Material supplied Start Marker
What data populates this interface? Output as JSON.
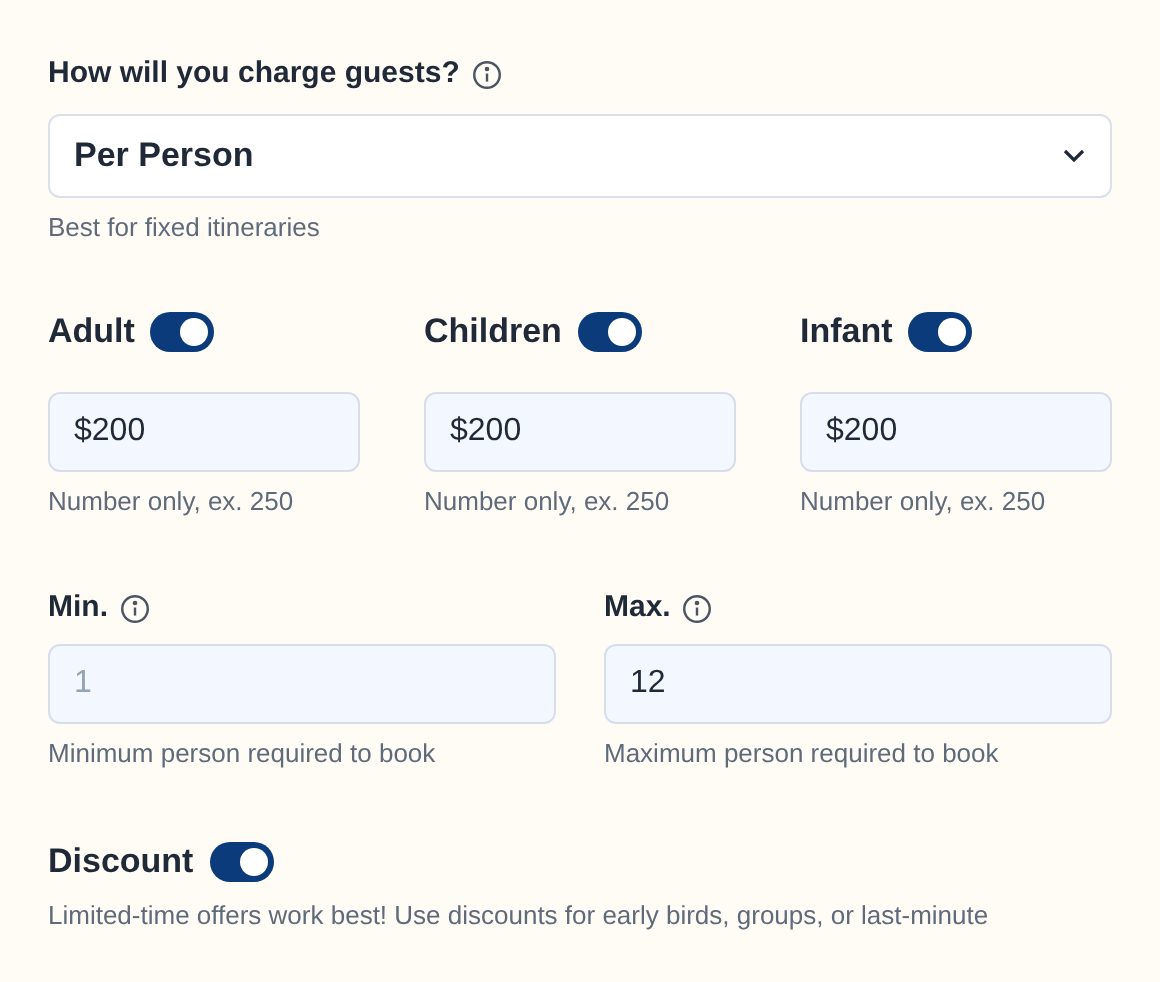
{
  "charge": {
    "label": "How will you charge guests?",
    "value": "Per Person",
    "help": "Best for fixed itineraries"
  },
  "prices": [
    {
      "label": "Adult",
      "on": true,
      "value": "$200",
      "help": "Number only, ex. 250"
    },
    {
      "label": "Children",
      "on": true,
      "value": "$200",
      "help": "Number only, ex. 250"
    },
    {
      "label": "Infant",
      "on": true,
      "value": "$200",
      "help": "Number only, ex. 250"
    }
  ],
  "limits": [
    {
      "label": "Min.",
      "placeholder": "1",
      "help": "Minimum person required to book"
    },
    {
      "label": "Max.",
      "value": "12",
      "help": "Maximum person required to book"
    }
  ],
  "discount": {
    "label": "Discount",
    "on": true,
    "help": "Limited-time offers work best! Use discounts for early birds, groups, or last-minute"
  }
}
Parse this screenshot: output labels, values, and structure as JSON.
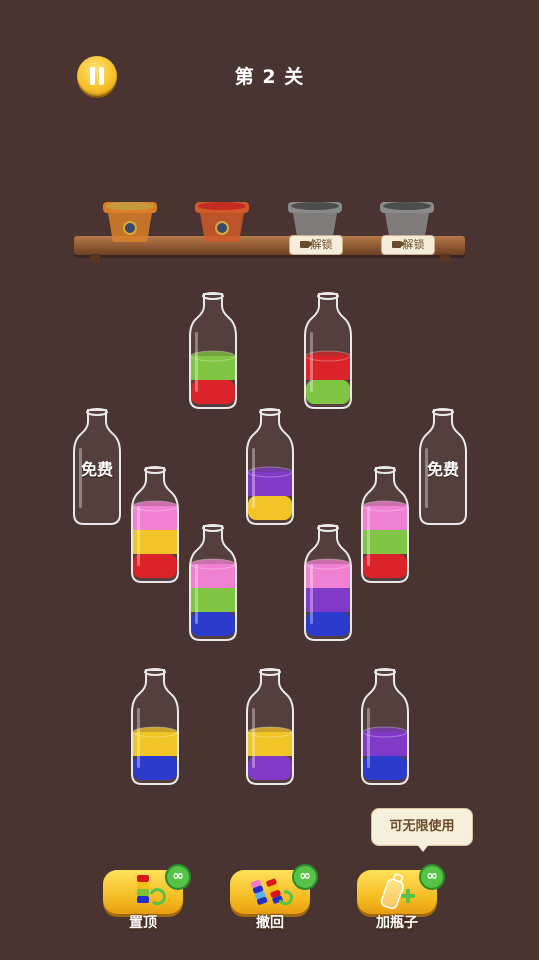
{
  "header": {
    "title": "第 2 关",
    "pause_icon": "pause-icon"
  },
  "shelf": {
    "pots": [
      {
        "state": "filled",
        "color": "#d97f2a",
        "soil": "#c79a3a",
        "icon": "flower-icon"
      },
      {
        "state": "filled",
        "color": "#d05a2a",
        "soil": "#c42b22",
        "icon": "flower-icon"
      },
      {
        "state": "locked",
        "color": "#8a8a8a",
        "unlock_label": "解锁",
        "icon": "video-icon"
      },
      {
        "state": "locked",
        "color": "#8a8a8a",
        "unlock_label": "解锁",
        "icon": "video-icon"
      }
    ]
  },
  "colors": {
    "green": "#7ac23a",
    "red": "#d8171c",
    "purple": "#7a2ec4",
    "yellow": "#f2c21a",
    "pink": "#f07ad0",
    "blue": "#1f2fc8"
  },
  "bottles": [
    {
      "id": "b1",
      "layers": [
        "red",
        "green"
      ],
      "free_label": ""
    },
    {
      "id": "b2",
      "layers": [
        "green",
        "red"
      ],
      "free_label": ""
    },
    {
      "id": "b3",
      "layers": [],
      "free_label": "免费"
    },
    {
      "id": "b4",
      "layers": [
        "yellow",
        "purple"
      ],
      "free_label": ""
    },
    {
      "id": "b5",
      "layers": [],
      "free_label": "免费"
    },
    {
      "id": "b6",
      "layers": [
        "red",
        "yellow",
        "pink"
      ],
      "free_label": ""
    },
    {
      "id": "b7",
      "layers": [
        "red",
        "green",
        "pink"
      ],
      "free_label": ""
    },
    {
      "id": "b8",
      "layers": [
        "blue",
        "green",
        "pink"
      ],
      "free_label": ""
    },
    {
      "id": "b9",
      "layers": [
        "blue",
        "purple",
        "pink"
      ],
      "free_label": ""
    },
    {
      "id": "b10",
      "layers": [
        "blue",
        "yellow"
      ],
      "free_label": ""
    },
    {
      "id": "b11",
      "layers": [
        "purple",
        "yellow"
      ],
      "free_label": ""
    },
    {
      "id": "b12",
      "layers": [
        "blue",
        "purple"
      ],
      "free_label": ""
    }
  ],
  "toolbar": {
    "top_label": "置顶",
    "undo_label": "撤回",
    "add_bottle_label": "加瓶子",
    "badge": "∞",
    "tooltip": "可无限使用"
  }
}
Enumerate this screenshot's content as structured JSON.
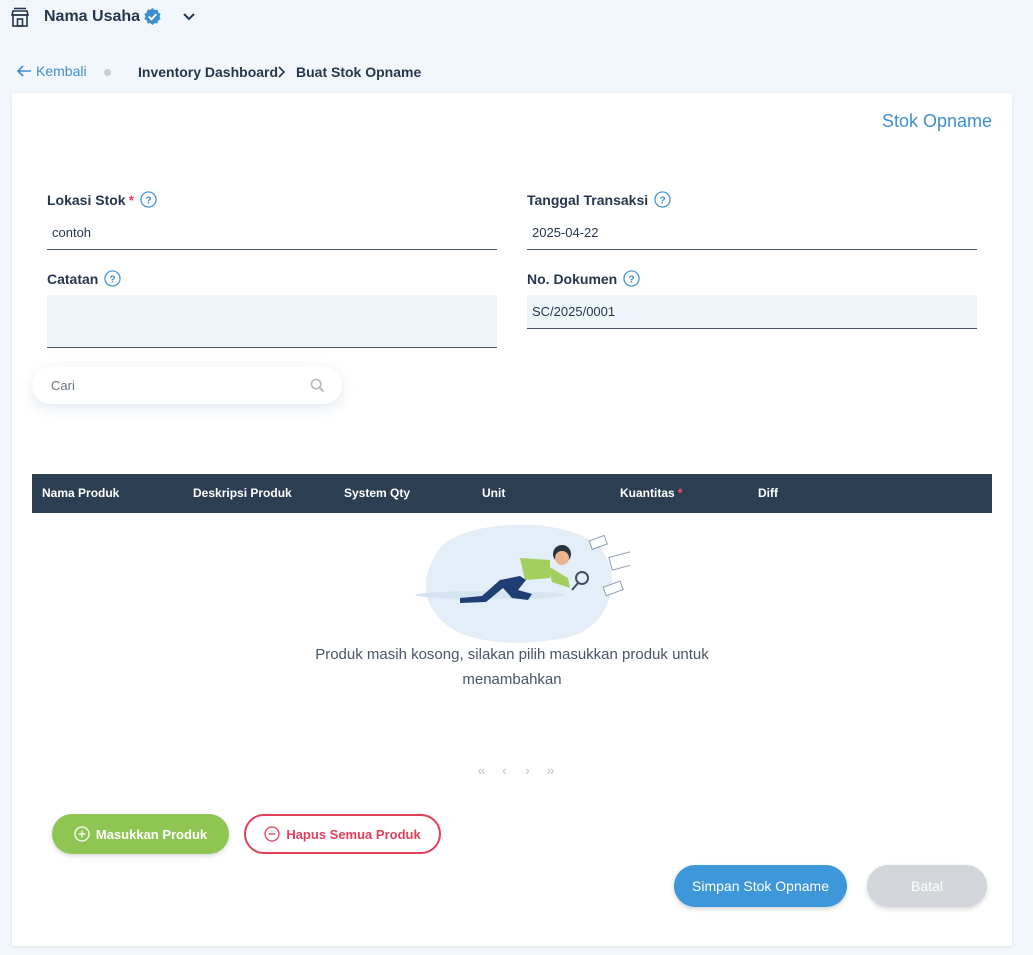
{
  "header": {
    "business_name": "Nama Usaha",
    "store_icon": "store-icon",
    "verified_icon": "verified-badge-icon",
    "dropdown_icon": "chevron-down-icon"
  },
  "breadcrumb": {
    "back_label": "Kembali",
    "items": [
      "Inventory Dashboard",
      "Buat Stok Opname"
    ]
  },
  "page": {
    "title": "Stok Opname"
  },
  "form": {
    "lokasi_stok": {
      "label": "Lokasi Stok",
      "required_mark": "*",
      "value": "contoh"
    },
    "tanggal_transaksi": {
      "label": "Tanggal Transaksi",
      "value": "2025-04-22"
    },
    "catatan": {
      "label": "Catatan",
      "value": ""
    },
    "no_dokumen": {
      "label": "No. Dokumen",
      "value": "SC/2025/0001"
    }
  },
  "search": {
    "placeholder": "Cari"
  },
  "table": {
    "columns": [
      "Nama Produk",
      "Deskripsi Produk",
      "System Qty",
      "Unit",
      "Kuantitas",
      "Diff"
    ],
    "required_mark": "*",
    "rows": [],
    "empty_message": "Produk masih kosong, silakan pilih masukkan produk untuk menambahkan"
  },
  "pagination": {
    "first": "«",
    "prev": "‹",
    "next": "›",
    "last": "»"
  },
  "actions": {
    "add_products": "Masukkan Produk",
    "remove_all": "Hapus Semua Produk",
    "save": "Simpan Stok Opname",
    "cancel": "Batal"
  },
  "colors": {
    "accent": "#3d97d8",
    "table_header": "#2c3e52",
    "add_button": "#8fc552",
    "danger": "#e0405a",
    "disabled": "#d2d6da",
    "page_background": "#f1f7fc"
  }
}
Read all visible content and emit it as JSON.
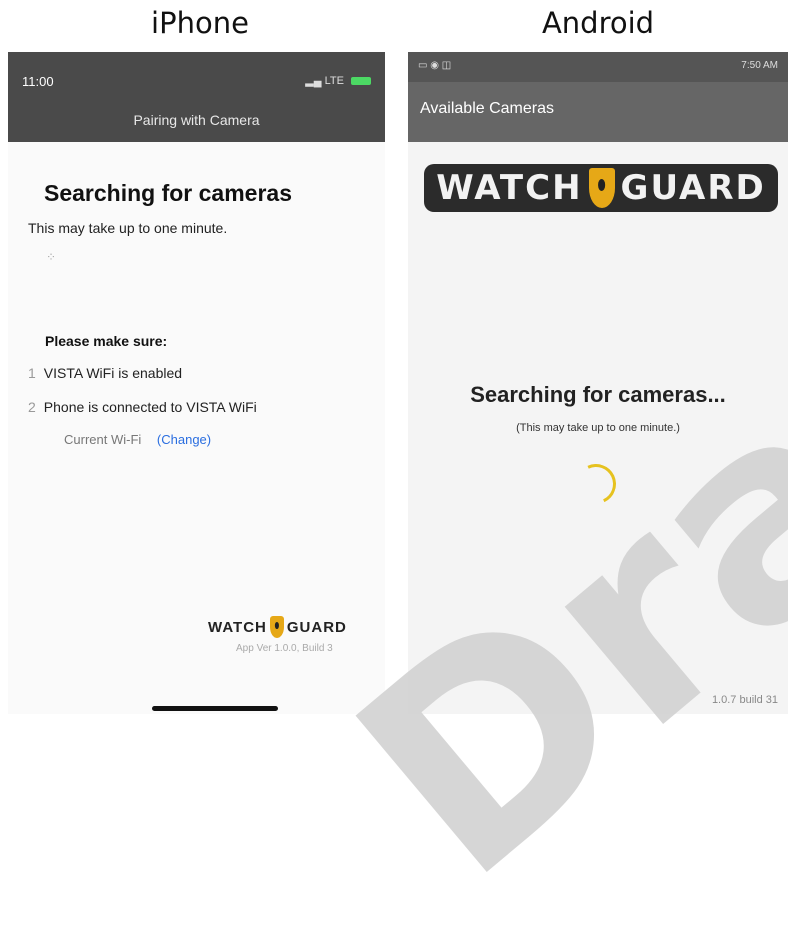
{
  "columns": {
    "iphone": "iPhone",
    "android": "Android"
  },
  "iphone": {
    "time": "11:00",
    "network": "LTE",
    "header_title": "Pairing with Camera",
    "search_title": "Searching for cameras",
    "subtitle": "This may take up to one minute.",
    "make_sure_title": "Please make sure:",
    "steps": [
      {
        "num": "1",
        "text": "VISTA WiFi is enabled"
      },
      {
        "num": "2",
        "text": "Phone is connected to VISTA WiFi"
      }
    ],
    "current_wifi_label": "Current Wi-Fi",
    "change_link": "(Change)",
    "logo_left": "WATCH",
    "logo_right": "GUARD",
    "version": "App Ver 1.0.0, Build 3"
  },
  "android": {
    "status_right": "7:50 AM",
    "title": "Available Cameras",
    "logo_left": "WATCH",
    "logo_right": "GUARD",
    "searching": "Searching for cameras...",
    "subtitle": "(This may take up to one minute.)",
    "version": "1.0.7 build 31"
  },
  "watermark": "Draft",
  "colors": {
    "header_dark": "#4a4a4a",
    "link_blue": "#2a6ee0",
    "shield_gold": "#e6a817",
    "spinner_yellow": "#e6c21f"
  }
}
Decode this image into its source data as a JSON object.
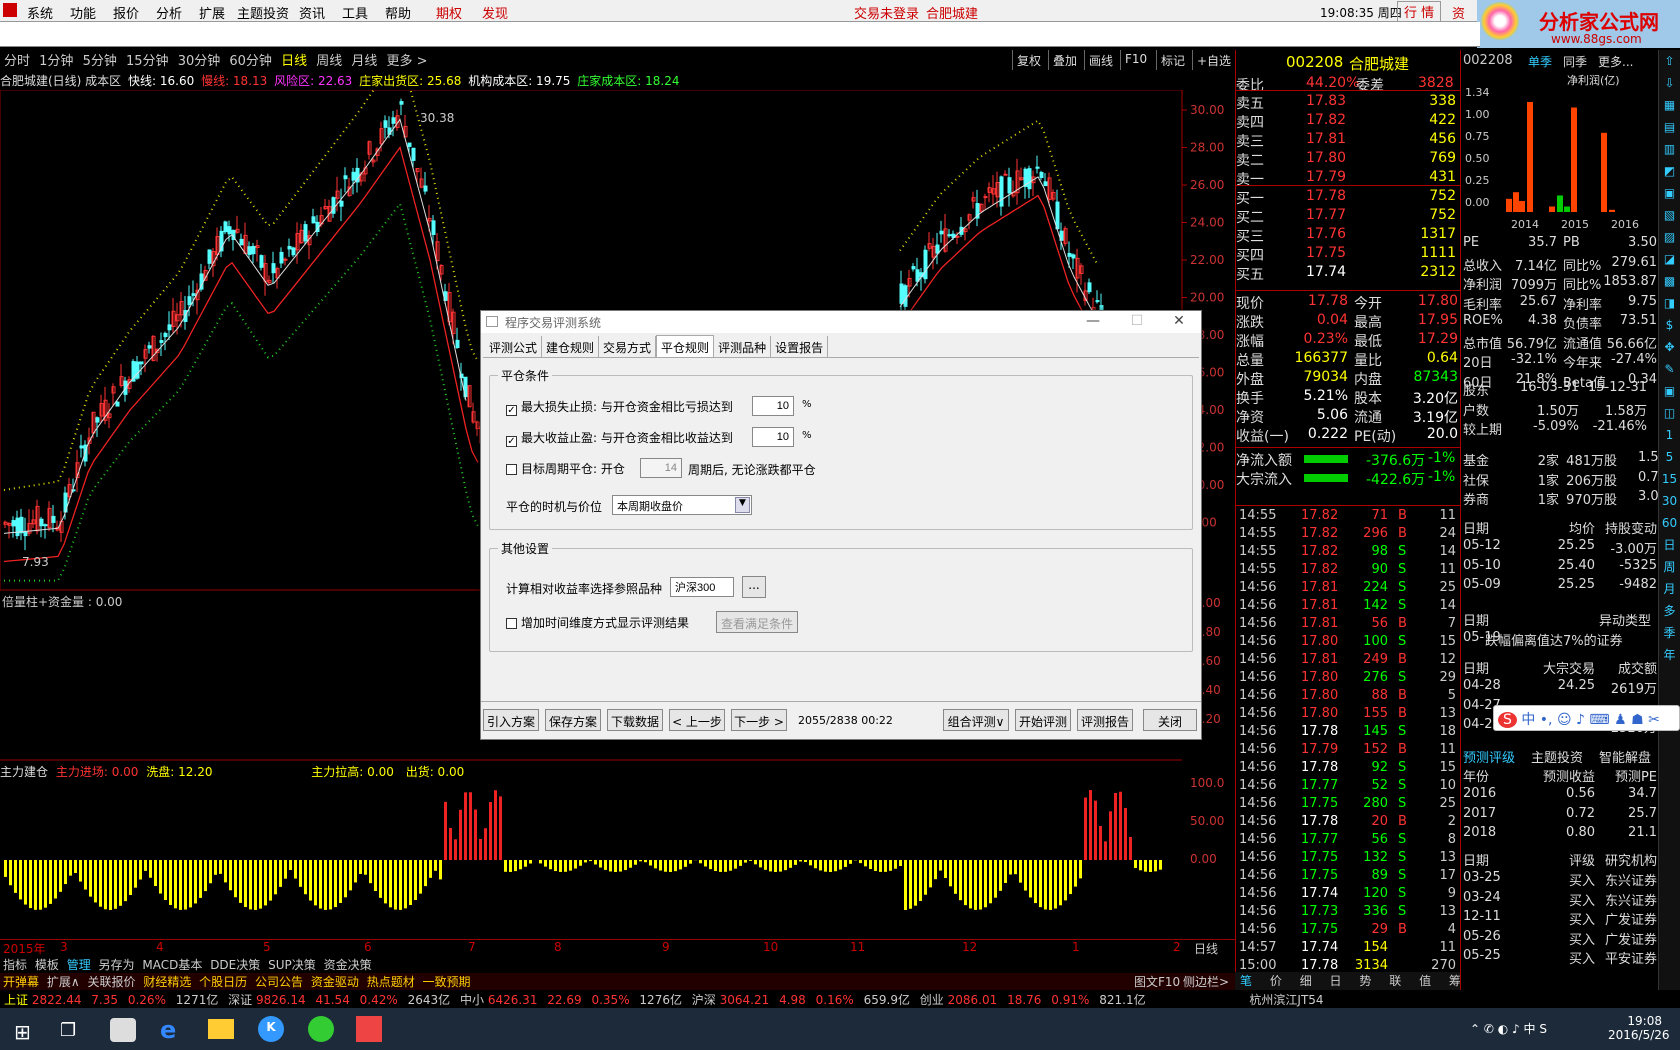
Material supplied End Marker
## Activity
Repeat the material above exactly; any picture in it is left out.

## Answer for this exercise
What data populates this interface? Output as JSON.
{
  "charge": {
    "label": "How will you charge guests?",
    "value": "Per Person",
    "help": "Best for fixed itineraries"
  },
  "prices": [
    {
      "label": "Adult",
      "on": true,
      "value": "$200",
      "help": "Number only, ex. 250"
    },
    {
      "label": "Children",
      "on": true,
      "value": "$200",
      "help": "Number only, ex. 250"
    },
    {
      "label": "Infant",
      "on": true,
      "value": "$200",
      "help": "Number only, ex. 250"
    }
  ],
  "limits": [
    {
      "label": "Min.",
      "placeholder": "1",
      "help": "Minimum person required to book"
    },
    {
      "label": "Max.",
      "value": "12",
      "help": "Maximum person required to book"
    }
  ],
  "discount": {
    "label": "Discount",
    "on": true,
    "help": "Limited-time offers work best! Use discounts for early birds, groups, or last-minute"
  }
}
Parse this screenshot: output labels, values, and structure as JSON.
{
  "header": {
    "title": "第 2 关",
    "pause_icon": "pause-icon"
  },
  "shelf": {
    "pots": [
      {
        "state": "filled",
        "color": "#d97f2a",
        "soil": "#c79a3a",
        "icon": "flower-icon"
      },
      {
        "state": "filled",
        "color": "#d05a2a",
        "soil": "#c42b22",
        "icon": "flower-icon"
      },
      {
        "state": "locked",
        "color": "#8a8a8a",
        "unlock_label": "解锁",
        "icon": "video-icon"
      },
      {
        "state": "locked",
        "color": "#8a8a8a",
        "unlock_label": "解锁",
        "icon": "video-icon"
      }
    ]
  },
  "colors": {
    "green": "#7ac23a",
    "red": "#d8171c",
    "purple": "#7a2ec4",
    "yellow": "#f2c21a",
    "pink": "#f07ad0",
    "blue": "#1f2fc8"
  },
  "bottles": [
    {
      "id": "b1",
      "layers": [
        "red",
        "green"
      ],
      "free_label": ""
    },
    {
      "id": "b2",
      "layers": [
        "green",
        "red"
      ],
      "free_label": ""
    },
    {
      "id": "b3",
      "layers": [],
      "free_label": "免费"
    },
    {
      "id": "b4",
      "layers": [
        "yellow",
        "purple"
      ],
      "free_label": ""
    },
    {
      "id": "b5",
      "layers": [],
      "free_label": "免费"
    },
    {
      "id": "b6",
      "layers": [
        "red",
        "yellow",
        "pink"
      ],
      "free_label": ""
    },
    {
      "id": "b7",
      "layers": [
        "red",
        "green",
        "pink"
      ],
      "free_label": ""
    },
    {
      "id": "b8",
      "layers": [
        "blue",
        "green",
        "pink"
      ],
      "free_label": ""
    },
    {
      "id": "b9",
      "layers": [
        "blue",
        "purple",
        "pink"
      ],
      "free_label": ""
    },
    {
      "id": "b10",
      "layers": [
        "blue",
        "yellow"
      ],
      "free_label": ""
    },
    {
      "id": "b11",
      "layers": [
        "purple",
        "yellow"
      ],
      "free_label": ""
    },
    {
      "id": "b12",
      "layers": [
        "blue",
        "purple"
      ],
      "free_label": ""
    }
  ],
  "toolbar": {
    "top_label": "置顶",
    "undo_label": "撤回",
    "add_bottle_label": "加瓶子",
    "badge": "∞",
    "tooltip": "可无限使用"
  }
}
Enumerate this screenshot's content as structured JSON.
{
  "header": {
    "business_name": "Nama Usaha",
    "store_icon": "store-icon",
    "verified_icon": "verified-badge-icon",
    "dropdown_icon": "chevron-down-icon"
  },
  "breadcrumb": {
    "back_label": "Kembali",
    "items": [
      "Inventory Dashboard",
      "Buat Stok Opname"
    ]
  },
  "page": {
    "title": "Stok Opname"
  },
  "form": {
    "lokasi_stok": {
      "label": "Lokasi Stok",
      "required_mark": "*",
      "value": "contoh"
    },
    "tanggal_transaksi": {
      "label": "Tanggal Transaksi",
      "value": "2025-04-22"
    },
    "catatan": {
      "label": "Catatan",
      "value": ""
    },
    "no_dokumen": {
      "label": "No. Dokumen",
      "value": "SC/2025/0001"
    }
  },
  "search": {
    "placeholder": "Cari"
  },
  "table": {
    "columns": [
      "Nama Produk",
      "Deskripsi Produk",
      "System Qty",
      "Unit",
      "Kuantitas",
      "Diff"
    ],
    "required_mark": "*",
    "rows": [],
    "empty_message": "Produk masih kosong, silakan pilih masukkan produk untuk menambahkan"
  },
  "pagination": {
    "first": "«",
    "prev": "‹",
    "next": "›",
    "last": "»"
  },
  "actions": {
    "add_products": "Masukkan Produk",
    "remove_all": "Hapus Semua Produk",
    "save": "Simpan Stok Opname",
    "cancel": "Batal"
  },
  "colors": {
    "accent": "#3d97d8",
    "table_header": "#2c3e52",
    "add_button": "#8fc552",
    "danger": "#e0405a",
    "disabled": "#d2d6da",
    "page_background": "#f1f7fc"
  }
}
Read all visible content and emit it as JSON.
{
  "columns": {
    "iphone": "iPhone",
    "android": "Android"
  },
  "iphone": {
    "time": "11:00",
    "network": "LTE",
    "header_title": "Pairing with Camera",
    "search_title": "Searching for cameras",
    "subtitle": "This may take up to one minute.",
    "make_sure_title": "Please make sure:",
    "steps": [
      {
        "num": "1",
        "text": "VISTA WiFi is enabled"
      },
      {
        "num": "2",
        "text": "Phone is connected to VISTA WiFi"
      }
    ],
    "current_wifi_label": "Current Wi-Fi",
    "change_link": "(Change)",
    "logo_left": "WATCH",
    "logo_right": "GUARD",
    "version": "App Ver 1.0.0, Build 3"
  },
  "android": {
    "status_right": "7:50 AM",
    "title": "Available Cameras",
    "logo_left": "WATCH",
    "logo_right": "GUARD",
    "searching": "Searching for cameras...",
    "subtitle": "(This may take up to one minute.)",
    "version": "1.0.7 build 31"
  },
  "watermark": "Draft",
  "colors": {
    "header_dark": "#4a4a4a",
    "link_blue": "#2a6ee0",
    "shield_gold": "#e6a817",
    "spinner_yellow": "#e6c21f"
  }
}
Decode this image into its source data as a JSON object.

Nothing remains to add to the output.